It is indeed the rampant Czech companies, which the ministry looks at with particular interest. “The cooperation and relations with the local defence industry are at the highest levels ever. There is a real communication and sharing of information between the Ministry and representatives of the defense and security”, confirmed Stropnický. “We recently presented our main acquisition objectives to our partners of the specialized Czech industries in the defence sector” and in this perspective “we are interested in a strong involvement of Czech suppliers, for whom it is essential to create a manufacturing capacity for rapid delivery if necessary for times of crisis or national emergencies”.

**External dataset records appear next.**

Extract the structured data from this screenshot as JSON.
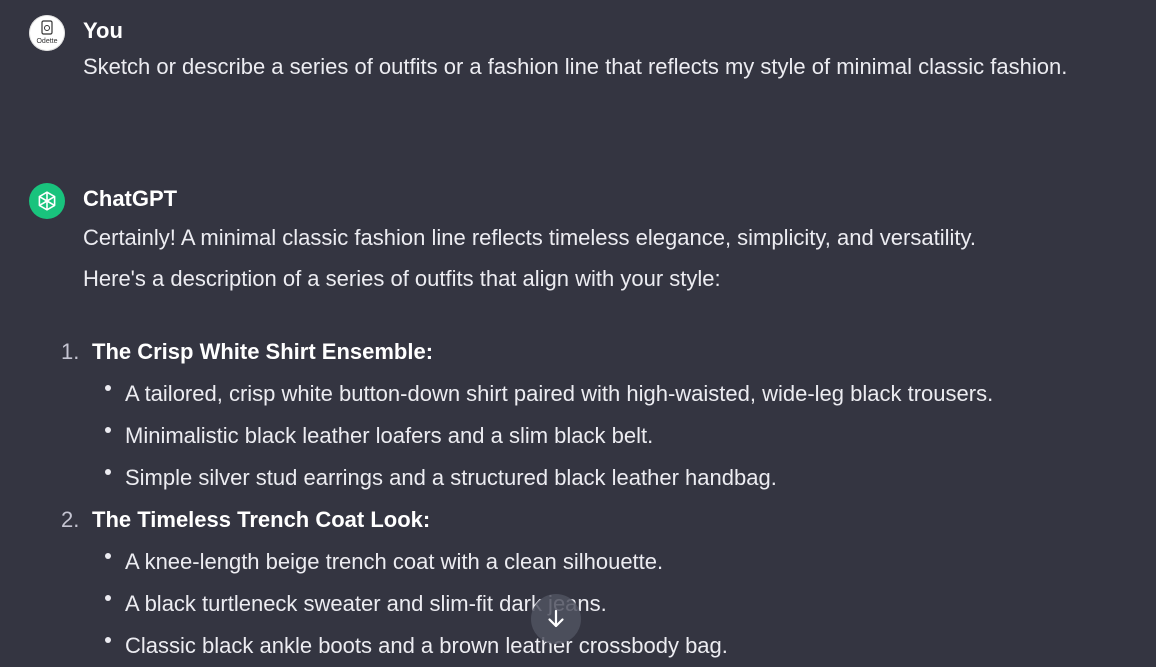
{
  "conversation": {
    "user_message": {
      "author": "You",
      "avatar_text": "Odette",
      "text": "Sketch or describe a series of outfits or a fashion line that reflects my style of minimal classic fashion."
    },
    "assistant_message": {
      "author": "ChatGPT",
      "intro_1": "Certainly! A minimal classic fashion line reflects timeless elegance, simplicity, and versatility.",
      "intro_2": "Here's a description of a series of outfits that align with your style:",
      "items": [
        {
          "number": "1.",
          "title": "The Crisp White Shirt Ensemble:",
          "bullets": [
            "A tailored, crisp white button-down shirt paired with high-waisted, wide-leg black trousers.",
            "Minimalistic black leather loafers and a slim black belt.",
            "Simple silver stud earrings and a structured black leather handbag."
          ]
        },
        {
          "number": "2.",
          "title": "The Timeless Trench Coat Look:",
          "bullets": [
            "A knee-length beige trench coat with a clean silhouette.",
            "A black turtleneck sweater and slim-fit dark jeans.",
            "Classic black ankle boots and a brown leather crossbody bag."
          ]
        }
      ]
    }
  },
  "icons": {
    "assistant_avatar": "openai-logo-icon",
    "scroll_button": "arrow-down-icon"
  },
  "colors": {
    "background": "#343541",
    "assistant_avatar_bg": "#19c37d",
    "text": "#ececf1"
  }
}
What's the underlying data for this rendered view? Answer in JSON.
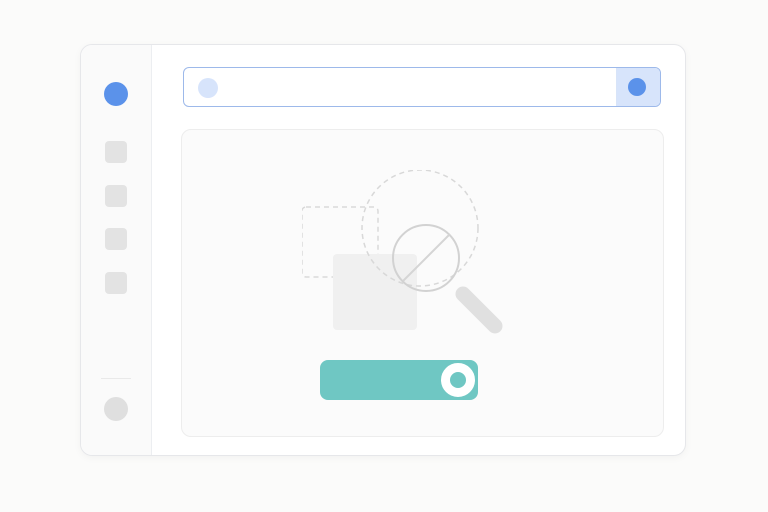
{
  "colors": {
    "accent_blue": "#5b92ea",
    "accent_blue_light": "#d7e4fb",
    "teal": "#6fc7c3",
    "gray_placeholder": "#e3e3e3"
  },
  "sidebar": {
    "top_icon": "app-dot-icon",
    "items": [
      {
        "icon": "nav-square-icon"
      },
      {
        "icon": "nav-square-icon"
      },
      {
        "icon": "nav-square-icon"
      },
      {
        "icon": "nav-square-icon"
      }
    ],
    "bottom_icon": "user-avatar-icon"
  },
  "search": {
    "value": "",
    "placeholder": "",
    "left_icon": "search-dot-icon",
    "submit_icon": "search-submit-icon"
  },
  "empty_state": {
    "illustration_icons": [
      "placeholder-square-icon",
      "magnifier-icon",
      "no-results-icon"
    ]
  },
  "cta": {
    "label": "",
    "icon": "toggle-knob-icon"
  }
}
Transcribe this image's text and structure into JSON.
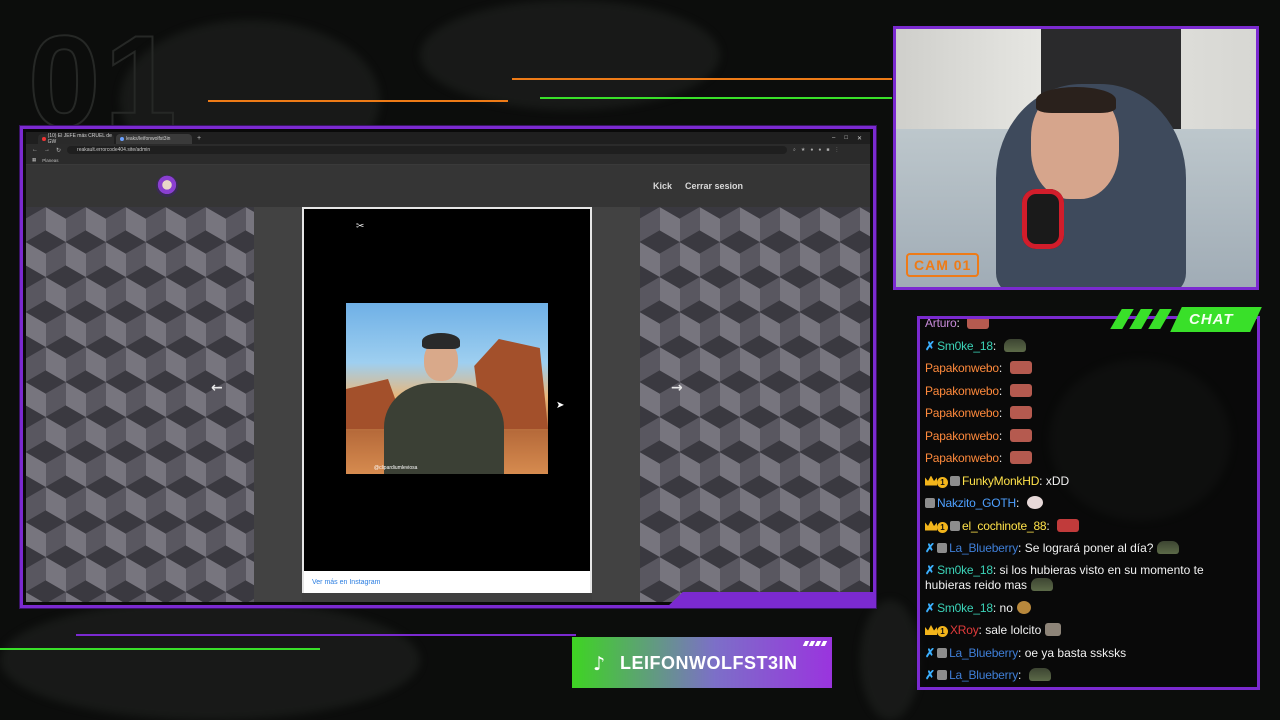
{
  "overlay": {
    "bg_number": "01",
    "cam_label": "CAM 01",
    "chat_title": "CHAT",
    "tiktok_handle": "LEIFONWOLFST3IN",
    "colors": {
      "accent_purple": "#7b2ad0",
      "accent_green": "#39e029",
      "accent_orange": "#ee7b17"
    }
  },
  "browser": {
    "tabs": [
      {
        "label": "(10) El JEFE más CRUEL de GW"
      },
      {
        "label": "leaks/leifonwolfst3in"
      }
    ],
    "url": "reakault.errorcode404.site/admin",
    "bookmark": "Planeas"
  },
  "site": {
    "nav": {
      "kick": "Kick",
      "logout": "Cerrar sesion"
    },
    "embed": {
      "credit": "@clipardiumleviosa",
      "footer_link": "Ver más en Instagram"
    },
    "prev_icon": "arrow-left-icon",
    "next_icon": "arrow-right-icon"
  },
  "chat": {
    "messages": [
      {
        "user": "Arturo",
        "text": "",
        "user_color": "#c98bdb",
        "badges": [],
        "emote": "face"
      },
      {
        "user": "Sm0ke_18",
        "text": "",
        "user_color": "#3bd3b8",
        "badges": [
          "sword"
        ],
        "emote": "tank"
      },
      {
        "user": "Papakonwebo",
        "text": "",
        "user_color": "#ff8a3c",
        "badges": [],
        "emote": "face"
      },
      {
        "user": "Papakonwebo",
        "text": "",
        "user_color": "#ff8a3c",
        "badges": [],
        "emote": "face"
      },
      {
        "user": "Papakonwebo",
        "text": "",
        "user_color": "#ff8a3c",
        "badges": [],
        "emote": "face"
      },
      {
        "user": "Papakonwebo",
        "text": "",
        "user_color": "#ff8a3c",
        "badges": [],
        "emote": "face"
      },
      {
        "user": "Papakonwebo",
        "text": "",
        "user_color": "#ff8a3c",
        "badges": [],
        "emote": "face"
      },
      {
        "user": "FunkyMonkHD",
        "text": "xDD",
        "user_color": "#ffe24a",
        "badges": [
          "crown",
          "one",
          "misc"
        ],
        "emote": ""
      },
      {
        "user": "Nakzito_GOTH",
        "text": "",
        "user_color": "#4ea0ff",
        "badges": [
          "misc"
        ],
        "emote": "cow"
      },
      {
        "user": "el_cochinote_88",
        "text": "",
        "user_color": "#ffe24a",
        "badges": [
          "crown",
          "one",
          "misc"
        ],
        "emote": "lips"
      },
      {
        "user": "La_Blueberry",
        "text": "Se logrará poner al día?",
        "user_color": "#3f7fd8",
        "badges": [
          "sword",
          "misc"
        ],
        "emote": "tank"
      },
      {
        "user": "Sm0ke_18",
        "text": "si los hubieras visto en su momento te hubieras reido mas",
        "user_color": "#3bd3b8",
        "badges": [
          "sword"
        ],
        "emote": "tank",
        "wrap": true
      },
      {
        "user": "Sm0ke_18",
        "text": "no",
        "user_color": "#3bd3b8",
        "badges": [
          "sword"
        ],
        "emote": "cat"
      },
      {
        "user": "XRoy",
        "text": "sale lolcito",
        "user_color": "#e23b3b",
        "badges": [
          "crown",
          "one"
        ],
        "emote": "gray"
      },
      {
        "user": "La_Blueberry",
        "text": "oe ya basta ssksks",
        "user_color": "#3f7fd8",
        "badges": [
          "sword",
          "misc"
        ],
        "emote": ""
      },
      {
        "user": "La_Blueberry",
        "text": "",
        "user_color": "#3f7fd8",
        "badges": [
          "sword",
          "misc"
        ],
        "emote": "tank"
      }
    ]
  }
}
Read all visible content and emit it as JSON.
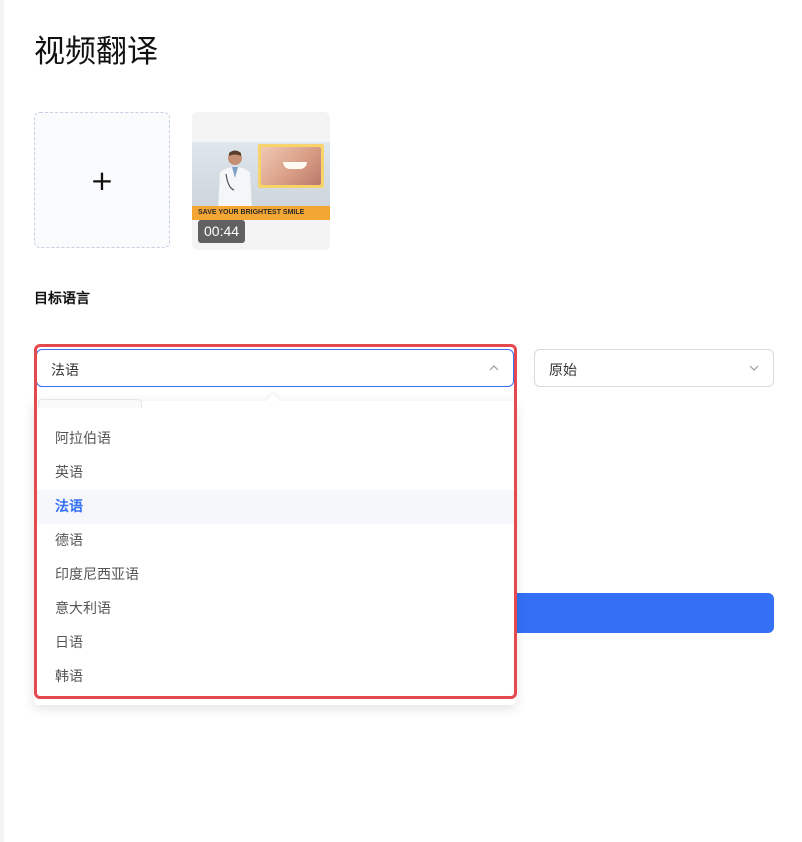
{
  "page": {
    "title": "视频翻译"
  },
  "upload": {
    "plus": "+"
  },
  "video": {
    "banner_text": "SAVE YOUR BRIGHTEST SMILE",
    "duration": "00:44"
  },
  "target_language": {
    "label": "目标语言",
    "selected": "法语",
    "options": [
      "阿拉伯语",
      "英语",
      "法语",
      "德语",
      "印度尼西亚语",
      "意大利语",
      "日语",
      "韩语"
    ]
  },
  "voice_select": {
    "value": "原始"
  },
  "colors": {
    "accent": "#3470f5",
    "highlight": "#e5484d"
  },
  "icons": {
    "lang_select": "chevron-up-icon",
    "voice_select": "chevron-down-icon",
    "upload": "plus-icon"
  }
}
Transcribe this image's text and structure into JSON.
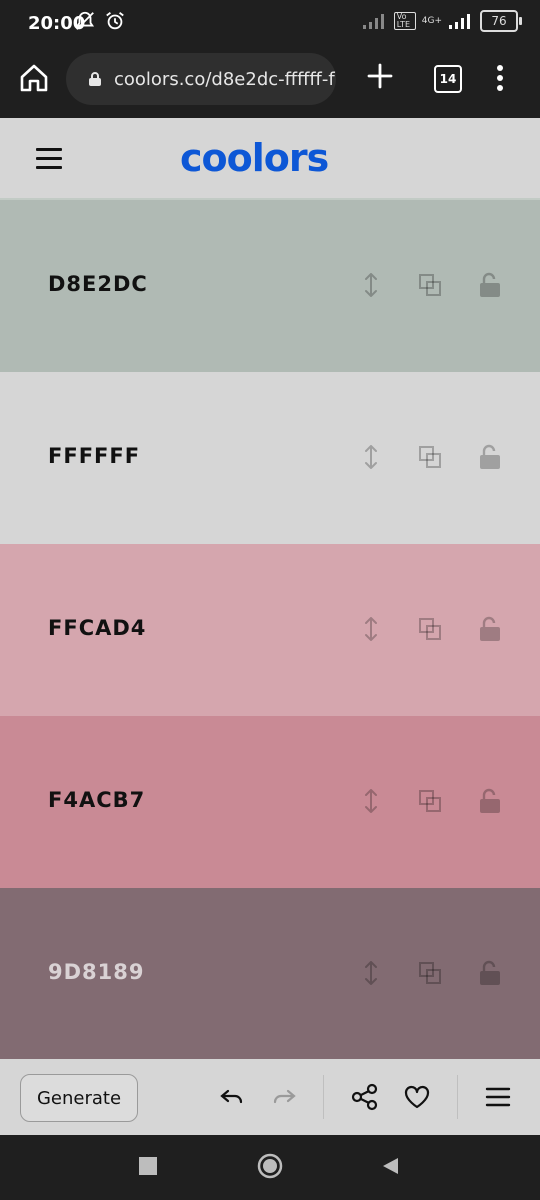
{
  "status_bar": {
    "time": "20:00",
    "battery": "76",
    "network": "4G+",
    "volte": "Vo LTE",
    "icons": [
      "mute-notification-icon",
      "alarm-icon",
      "signal-icon",
      "signal-icon",
      "battery-icon"
    ]
  },
  "browser": {
    "url": "coolors.co/d8e2dc-ffffff-f",
    "tab_count": "14",
    "icons": [
      "home-icon",
      "lock-icon",
      "plus-icon",
      "more-icon"
    ]
  },
  "app": {
    "logo": "coolors",
    "colors": {
      "brand": "#0d57d6"
    }
  },
  "palette": [
    {
      "hex": "D8E2DC",
      "bg": "#b0bab4",
      "text_color": "#111111"
    },
    {
      "hex": "FFFFFF",
      "bg": "#d6d6d6",
      "text_color": "#111111"
    },
    {
      "hex": "FFCAD4",
      "bg": "#d5a6ae",
      "text_color": "#111111"
    },
    {
      "hex": "F4ACB7",
      "bg": "#c98a95",
      "text_color": "#111111"
    },
    {
      "hex": "9D8189",
      "bg": "#826b72",
      "text_color": "#d9d2d4"
    }
  ],
  "swatch_icons": [
    "drag-icon",
    "copy-icon",
    "lock-icon"
  ],
  "bottom_bar": {
    "generate_label": "Generate",
    "icons": [
      "undo-icon",
      "redo-icon",
      "share-icon",
      "heart-icon",
      "menu-icon"
    ]
  },
  "nav_bar": {
    "icons": [
      "recents-icon",
      "home-nav-icon",
      "back-icon"
    ]
  }
}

So these are the specific areas, where the ministry will have to spend, and what the domestic and foreign partners to conclude Prague business in the coming years will be. Regarding the ground forces, too long neglected according to Stropnický, investments have to be made on armoured vehicles, off-road transport and helicopters. On the first front, Zetor Engineering of Brno appears to have the credentials, and they are developing modern military armored IFV Wolfdog vehicles. These could replace the existing and by now outdated BVP-2 amphibian models in the coming years, having been inserted into the tender for 200 new armored vehicles worth 50 billion crowns (1.8 billion euros) each. The Ministry of Defence may also buy a set of tanks to replace the Soviet manufactured T-72s in 2025. In this case, however, the choice should fall on the German Leopards. In addition, the ministry is planning an order of twenty billion crowns (720 million euros) to buy 300 armored Titus 6X6 vehicles, produced by the Tatra of Jaroslav Strnad alongside the French Nexter. The supplies should be provided in the five year period 2019-2023, in several installments.

Huge numbers to which we can add further expenses for helicopters. In this case, Italy also enters the game with the Agusta Westland AW139 helicopters, which recently seem to be favourites again in the billion dollar race. According to rumours, the Italian helicopters would have regained their place because the UH-1Y Venoms from the American company Bell Helicopters would not be fully in line with the required parameters.

The sectors of expenditure are truly countless, from the need for bulletproof vests for soldiers in Afghanistan, to the acquisition of sniper rifles. Meanwhile, the governments of France, Israel and Sweden have submitted tenders for the supply of eight new 3D radar MADRs (Mobile Air Defence Radar) to the Czech Ministry, an operation of 3.6 billion crowns (133 million euros). The Czech Defence wants to make a final choice by the end of year. Last but not least, the project for a new missile system, which replaces the now obsolete anti-aircraft 2K12 Ku. An operation that according to experts, could require the spending of tens of billions of crowns. Five producers have already been surveyed, including MBDS, EADS and Raytheon. One of the arguments in support of this operation is the need to defend nuclear sites, in case of attack.

These are the numbers that should enable Prague to meet requests for spending on Defence that NATO has made to its members, amounting to 2% of GDP. Another front that could give the industry more momentum is that of the common European defence. The EU, according to Prime Minister Bohuslav Sobotka, cannot do without a common army, and the current development of the situation in Europe shows how important membership in NATO and the EU is. A stance confirmed by the Minister of Defence: “If the European area should be stable and economically prosperous, the Czech armed forces should contribute as much as possible to build a common defence in NATO and the EU. The EU member states should invest more in Defence and try to strengthen their military capabilities. This effort should remain nevertheless complementary to the activities of NATO to avoid duplication. For the Czech Republic”, concluded the Minister, “the active participation in the NATO collective defense system that rests on strong transatlantic relationship remains central”.

by Daniela Mogavero